Most projects start with the furniture...but the furniture may be the biggest constraint
At the start of almost every workplace design project intended to align place and space with an objective for higher performance, our clients begin the conversation with the furniture. But the furniture is actually their biggest constraint.
When I say they start with the furniture, I mean that at the inception of the project we are usually presented with some form of legacy space standards or a quest to establish a new space standard as the first data driving planning and decisions about the workplace.
Furniture dealers are frequently the first of the client's consultants to show up in project planning. Naturally, then, the design brief presents space needs as multiples of workstation configurations. Then, the test fits for site selection present the space as a collection of blocks representing those workstations. No conversation about how work is done or will be done has been part of the process yet, but major decisions about the required amount of space, the budget for the project, and the place where the company will move will get made simply on graphics and metrics about furniture configurations.
The ubiquity of the "standard" is based on assumptions about the individual workstation as the foundation of all planning – the assumption that people want or need a "home base." This is the more friendly translation of the old management demand for presence as the base metric of work.
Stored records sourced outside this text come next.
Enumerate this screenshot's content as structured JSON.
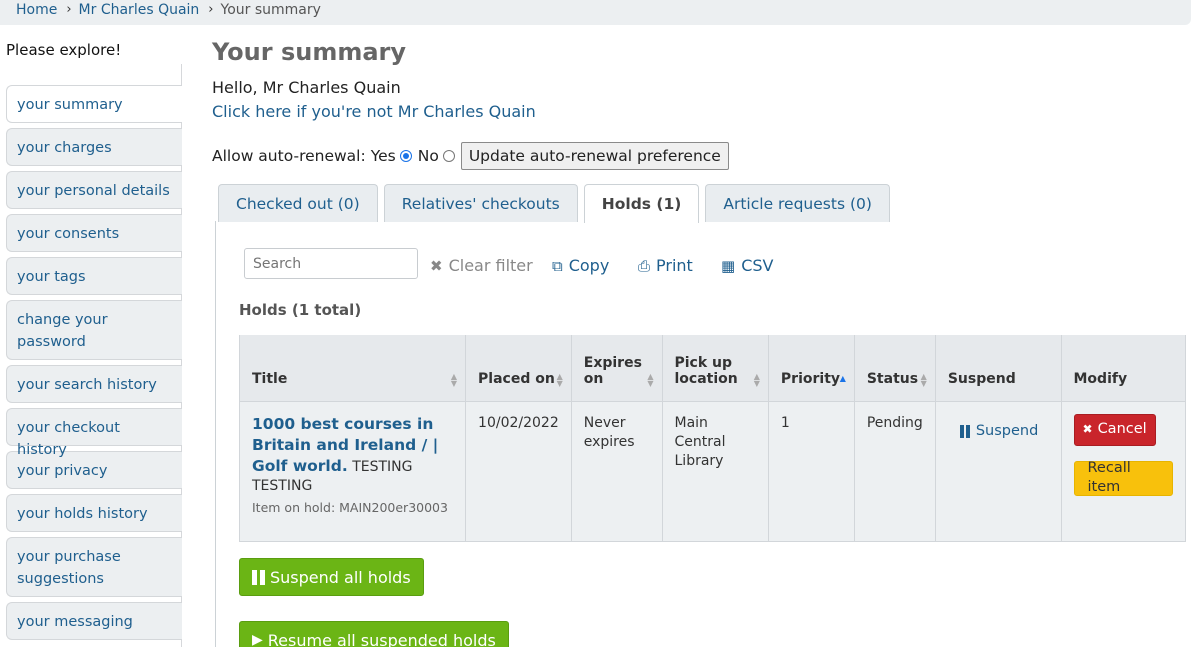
{
  "breadcrumb": {
    "home": "Home",
    "patron": "Mr Charles Quain",
    "current": "Your summary"
  },
  "sidebar": {
    "title": "Please explore!",
    "items": [
      {
        "label": "your summary",
        "active": true
      },
      {
        "label": "your charges"
      },
      {
        "label": "your personal details"
      },
      {
        "label": "your consents"
      },
      {
        "label": "your tags"
      },
      {
        "label": "change your password"
      },
      {
        "label": "your search history"
      },
      {
        "label": "your checkout history"
      },
      {
        "label": "your privacy"
      },
      {
        "label": "your holds history"
      },
      {
        "label": "your purchase suggestions"
      },
      {
        "label": "your messaging"
      }
    ]
  },
  "main": {
    "title": "Your summary",
    "hello": "Hello, Mr Charles Quain",
    "not_me": "Click here if you're not Mr Charles Quain",
    "autorenew": {
      "label": "Allow auto-renewal:",
      "yes": "Yes",
      "no": "No",
      "selected": "Yes",
      "button": "Update auto-renewal preference"
    },
    "tabs": [
      {
        "label": "Checked out (0)"
      },
      {
        "label": "Relatives' checkouts"
      },
      {
        "label": "Holds (1)",
        "active": true
      },
      {
        "label": "Article requests (0)"
      }
    ]
  },
  "toolbar": {
    "search_placeholder": "Search",
    "clear": "Clear filter",
    "copy": "Copy",
    "print": "Print",
    "csv": "CSV"
  },
  "holds": {
    "total_label": "Holds (1 total)",
    "columns": [
      "Title",
      "Placed on",
      "Expires on",
      "Pick up location",
      "Priority",
      "Status",
      "Suspend",
      "Modify"
    ],
    "rows": [
      {
        "title": "1000 best courses in Britain and Ireland / | Golf world.",
        "subtitle": "TESTING TESTING",
        "item_on_hold": "Item on hold: MAIN200er30003",
        "placed_on": "10/02/2022",
        "expires": "Never expires",
        "pickup": "Main Central Library",
        "priority": "1",
        "status": "Pending",
        "suspend": "Suspend",
        "cancel": "Cancel",
        "recall": "Recall item"
      }
    ],
    "suspend_all": "Suspend all holds",
    "resume_all": "Resume all suspended holds"
  },
  "colors": {
    "link": "#1f5f8e",
    "cancel": "#c9252b",
    "recall": "#f8c10c",
    "green": "#6bb515"
  }
}
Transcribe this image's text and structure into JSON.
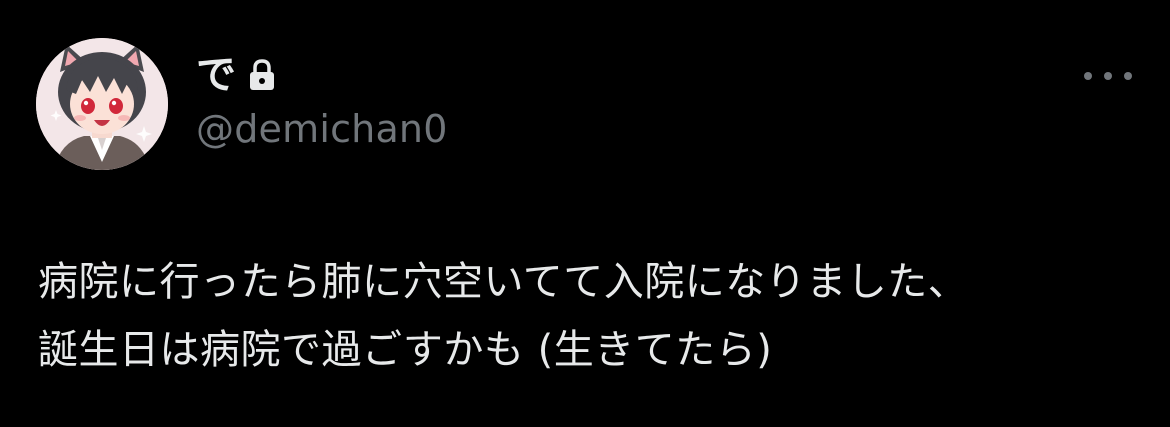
{
  "user": {
    "display_name": "で",
    "handle": "@demichan0",
    "protected_icon": "lock-icon",
    "avatar": "anime-character-avatar"
  },
  "tweet": {
    "lines": [
      "病院に行ったら肺に穴空いてて入院になりました、",
      "誕生日は病院で過ごすかも (生きてたら)"
    ]
  },
  "actions": {
    "more_icon": "more-options-icon"
  },
  "colors": {
    "background": "#000000",
    "primary_text": "#e7e9ea",
    "secondary_text": "#71767b"
  }
}
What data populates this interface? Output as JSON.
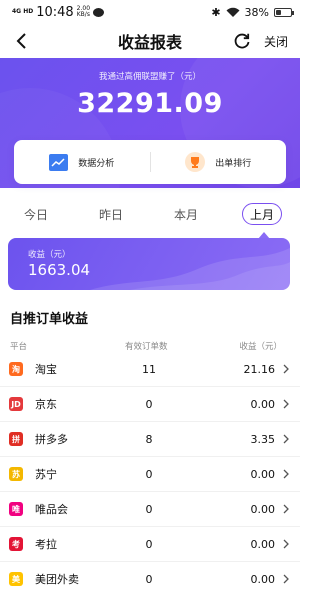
{
  "status": {
    "network": "4G HD",
    "time": "10:48",
    "speed_value": "2.00",
    "speed_unit": "KB/s",
    "battery": "38%",
    "battery_level": 0.38
  },
  "header": {
    "title": "收益报表",
    "close_label": "关闭"
  },
  "banner": {
    "subtitle": "我通过高佣联盟赚了（元）",
    "total": "32291.09"
  },
  "quick": {
    "analysis_label": "数据分析",
    "ranking_label": "出单排行"
  },
  "tabs": [
    {
      "label": "今日",
      "active": false
    },
    {
      "label": "昨日",
      "active": false
    },
    {
      "label": "本月",
      "active": false
    },
    {
      "label": "上月",
      "active": true
    }
  ],
  "summary": {
    "label": "收益（元）",
    "value": "1663.04"
  },
  "section": {
    "title": "自推订单收益",
    "columns": [
      "平台",
      "有效订单数",
      "收益（元）"
    ]
  },
  "rows": [
    {
      "platform": "淘宝",
      "orders": "11",
      "earnings": "21.16",
      "icon": "taobao-icon",
      "color": "#ff6a1f",
      "glyph": "淘"
    },
    {
      "platform": "京东",
      "orders": "0",
      "earnings": "0.00",
      "icon": "jd-icon",
      "color": "#e4393c",
      "glyph": "JD"
    },
    {
      "platform": "拼多多",
      "orders": "8",
      "earnings": "3.35",
      "icon": "pinduoduo-icon",
      "color": "#e02e24",
      "glyph": "拼"
    },
    {
      "platform": "苏宁",
      "orders": "0",
      "earnings": "0.00",
      "icon": "suning-icon",
      "color": "#f4b800",
      "glyph": "苏"
    },
    {
      "platform": "唯品会",
      "orders": "0",
      "earnings": "0.00",
      "icon": "vipshop-icon",
      "color": "#f10180",
      "glyph": "唯"
    },
    {
      "platform": "考拉",
      "orders": "0",
      "earnings": "0.00",
      "icon": "kaola-icon",
      "color": "#e31436",
      "glyph": "考"
    },
    {
      "platform": "美团外卖",
      "orders": "0",
      "earnings": "0.00",
      "icon": "meituan-icon",
      "color": "#ffc300",
      "glyph": "美"
    }
  ],
  "colors": {
    "accent": "#7a4ff0",
    "banner": "#6b52ee"
  }
}
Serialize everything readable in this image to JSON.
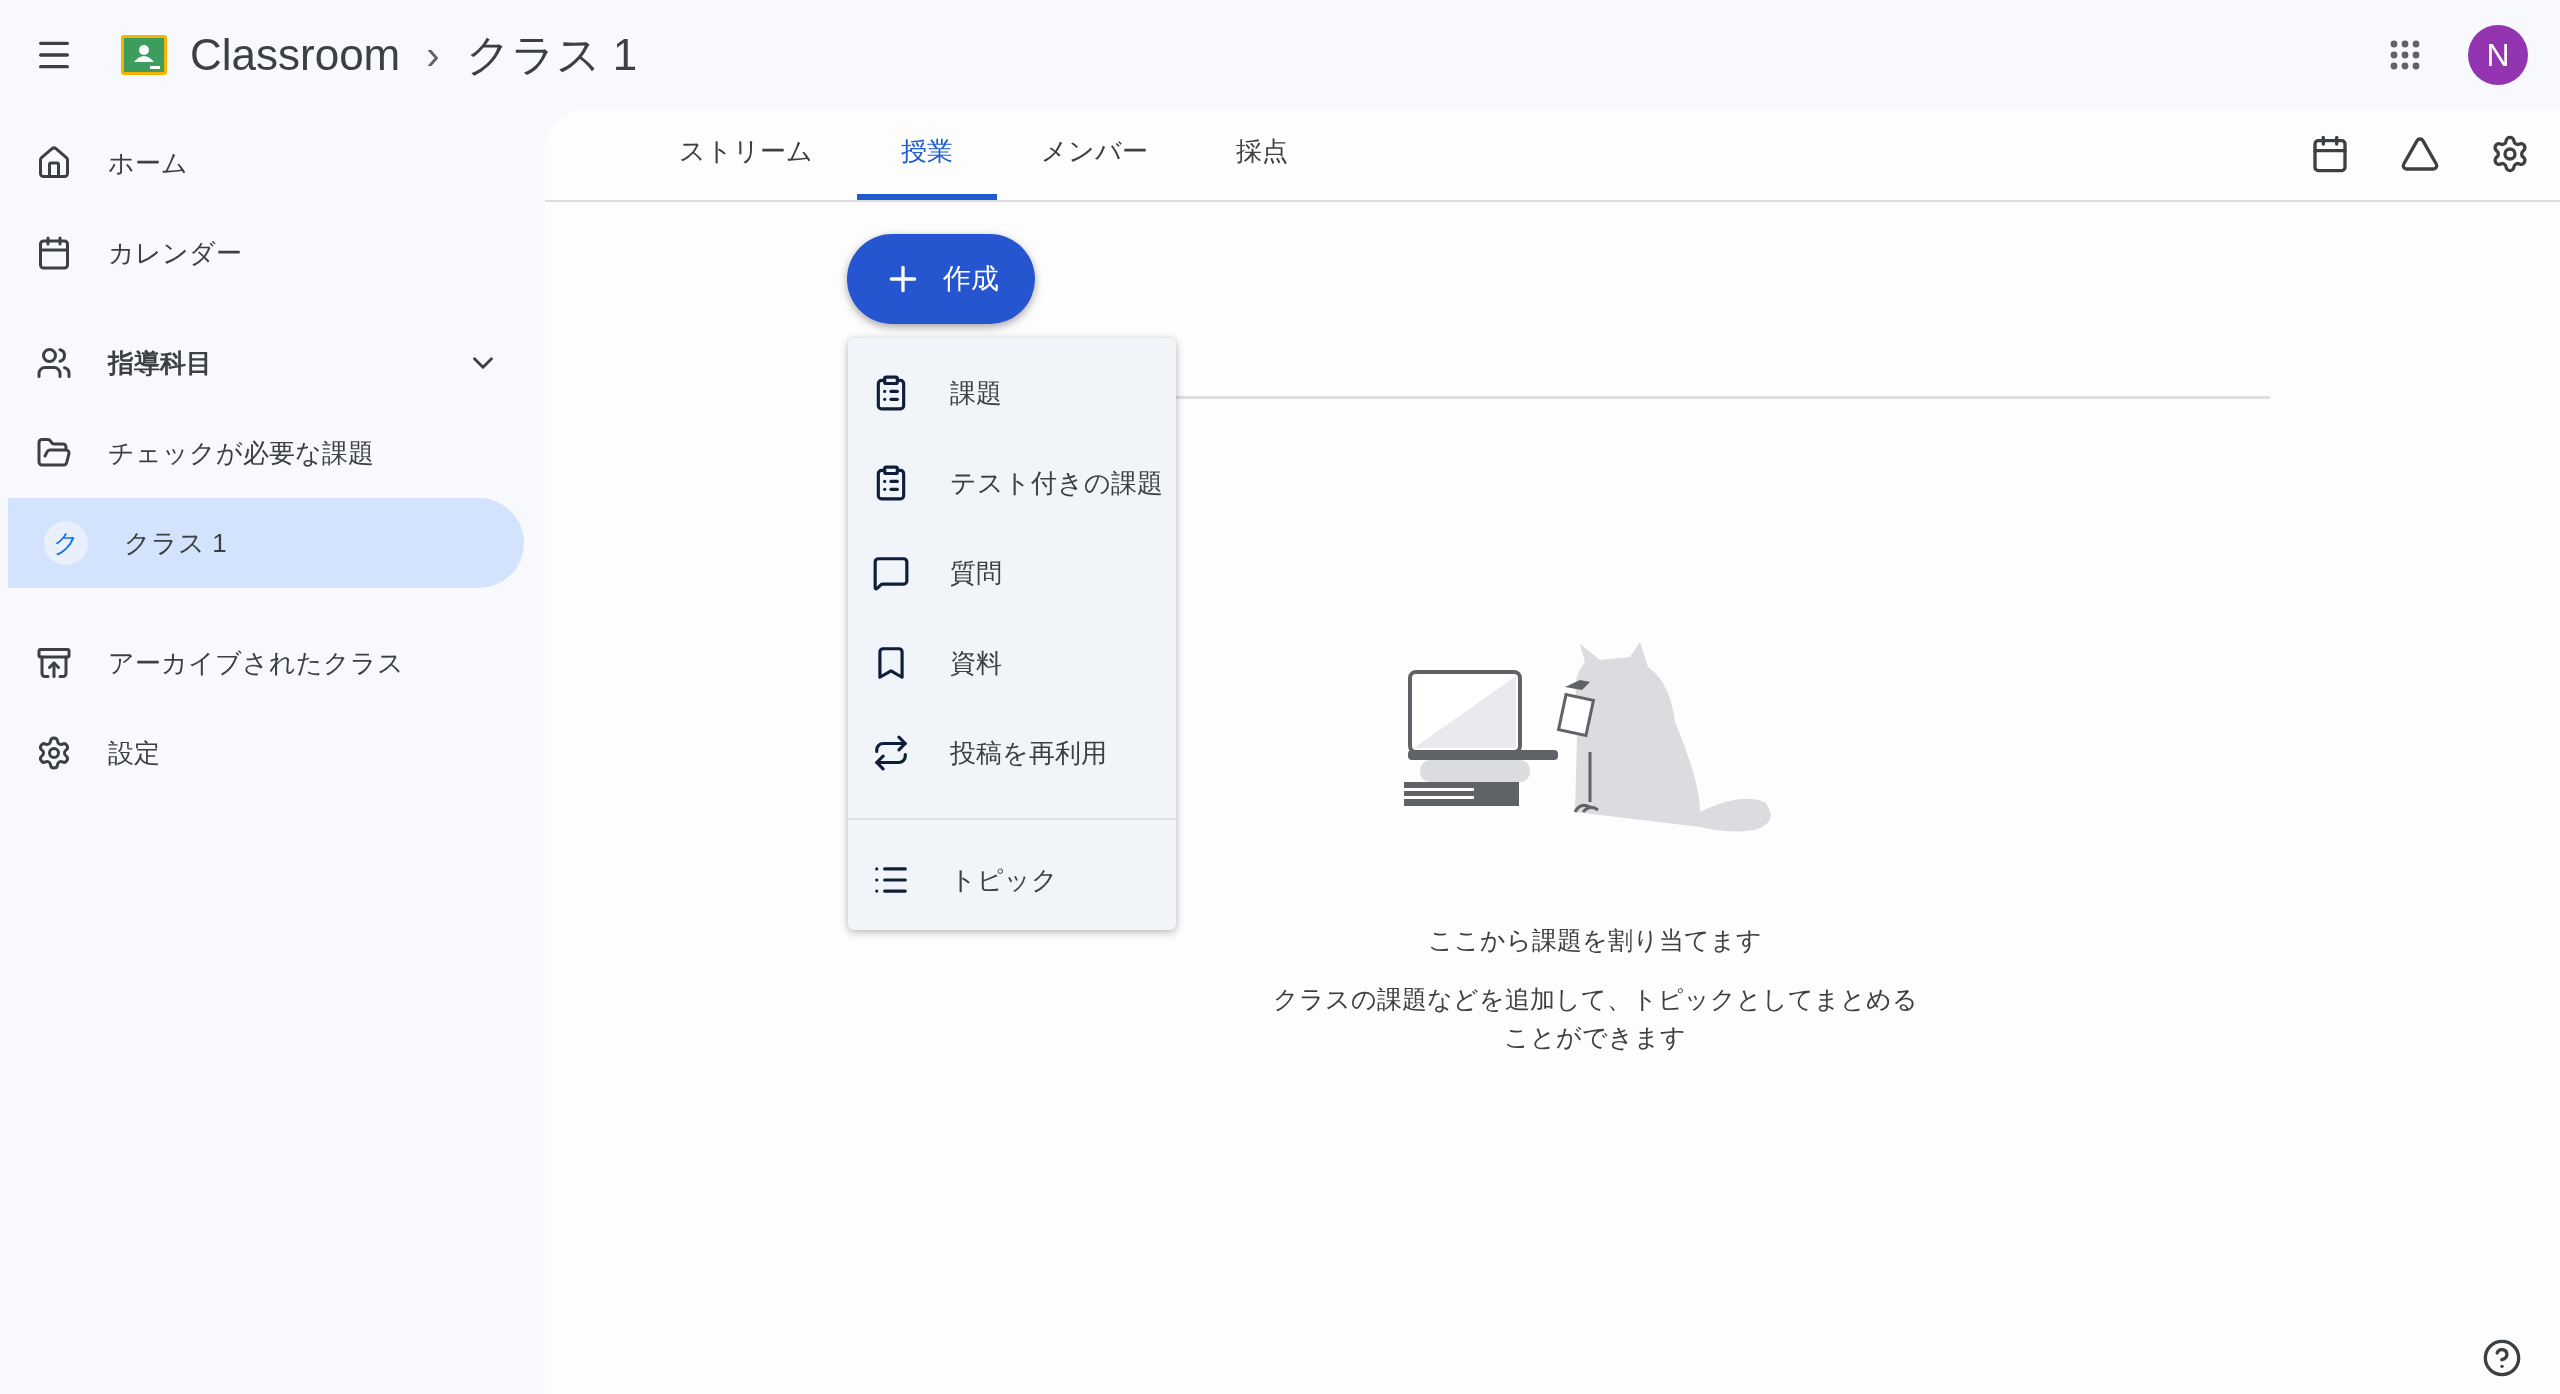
{
  "header": {
    "app_name": "Classroom",
    "breadcrumb_separator": "›",
    "class_name": "クラス 1",
    "avatar_letter": "N"
  },
  "sidebar": {
    "items": [
      {
        "kind": "link",
        "label": "ホーム",
        "selected": false
      },
      {
        "kind": "link",
        "label": "カレンダー",
        "selected": false
      },
      {
        "kind": "section",
        "label": "指導科目",
        "expanded": true,
        "selected": false
      },
      {
        "kind": "link",
        "label": "チェックが必要な課題",
        "selected": false
      },
      {
        "kind": "class",
        "label": "クラス 1",
        "avatar_letter": "ク",
        "selected": true
      },
      {
        "kind": "link",
        "label": "アーカイブされたクラス",
        "selected": false
      },
      {
        "kind": "link",
        "label": "設定",
        "selected": false
      }
    ]
  },
  "tabs": [
    {
      "label": "ストリーム",
      "selected": false
    },
    {
      "label": "授業",
      "selected": true
    },
    {
      "label": "メンバー",
      "selected": false
    },
    {
      "label": "採点",
      "selected": false
    }
  ],
  "create_button": {
    "label": "作成"
  },
  "create_menu": {
    "items": [
      {
        "label": "課題"
      },
      {
        "label": "テスト付きの課題"
      },
      {
        "label": "質問"
      },
      {
        "label": "資料"
      },
      {
        "label": "投稿を再利用"
      }
    ],
    "secondary_items": [
      {
        "label": "トピック"
      }
    ]
  },
  "empty_state": {
    "title": "ここから課題を割り当てます",
    "description": "クラスの課題などを追加して、トピックとしてまとめることができます"
  }
}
In under-performing companies, it is the comfort provided to staff anxious about exposure in the new world of work. In most forward-moving organizations, however, we know that the workstation is empty most of the day.
Most top-performing people now seek a home base that is in the problem, the project, the team. They collect where the action is, not where they have been traditionally assigned. They configure presence dynamically, occupy places flexibly, and shape their spaces and toolsets for best application to the matter at hand.
The next decisions that leading companies will make about the workspace reflect the reality that "mobile is eating the world." The desk is already dead. The iPad is the individual workstation, and the 100-inch display is the team workstation.
These are signals that the start of the workplace planning and design project ought now to have a foundation in the purpose of the organization and the work of its teams. Get out of the way and give them a place that makes them effective.
If you start with the furniture, in the conventional sense, you are already in the past.